• Exercise directions
Determine how many lines in the records hold the word "nuestros". Return the number alone.

• Material for this task
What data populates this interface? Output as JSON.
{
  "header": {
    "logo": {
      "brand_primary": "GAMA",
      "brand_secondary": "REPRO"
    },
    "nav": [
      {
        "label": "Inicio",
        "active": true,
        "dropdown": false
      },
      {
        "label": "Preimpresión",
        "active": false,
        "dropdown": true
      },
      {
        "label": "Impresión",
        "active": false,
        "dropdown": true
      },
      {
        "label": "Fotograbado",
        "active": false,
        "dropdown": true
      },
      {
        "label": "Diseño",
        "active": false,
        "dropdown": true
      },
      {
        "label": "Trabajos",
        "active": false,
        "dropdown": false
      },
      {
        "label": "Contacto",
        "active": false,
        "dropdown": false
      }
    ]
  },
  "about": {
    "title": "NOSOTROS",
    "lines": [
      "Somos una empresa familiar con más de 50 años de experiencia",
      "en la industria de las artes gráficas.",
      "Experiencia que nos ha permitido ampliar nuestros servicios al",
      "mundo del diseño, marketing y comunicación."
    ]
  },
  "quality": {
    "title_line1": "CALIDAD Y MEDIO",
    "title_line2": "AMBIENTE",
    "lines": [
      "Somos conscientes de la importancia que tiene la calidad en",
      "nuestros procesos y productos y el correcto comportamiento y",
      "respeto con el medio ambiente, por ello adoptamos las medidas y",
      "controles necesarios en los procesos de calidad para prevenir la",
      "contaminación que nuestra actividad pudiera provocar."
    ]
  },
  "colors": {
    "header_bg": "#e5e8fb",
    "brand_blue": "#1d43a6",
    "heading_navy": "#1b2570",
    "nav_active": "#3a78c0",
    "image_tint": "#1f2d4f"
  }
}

• Solution to this task
2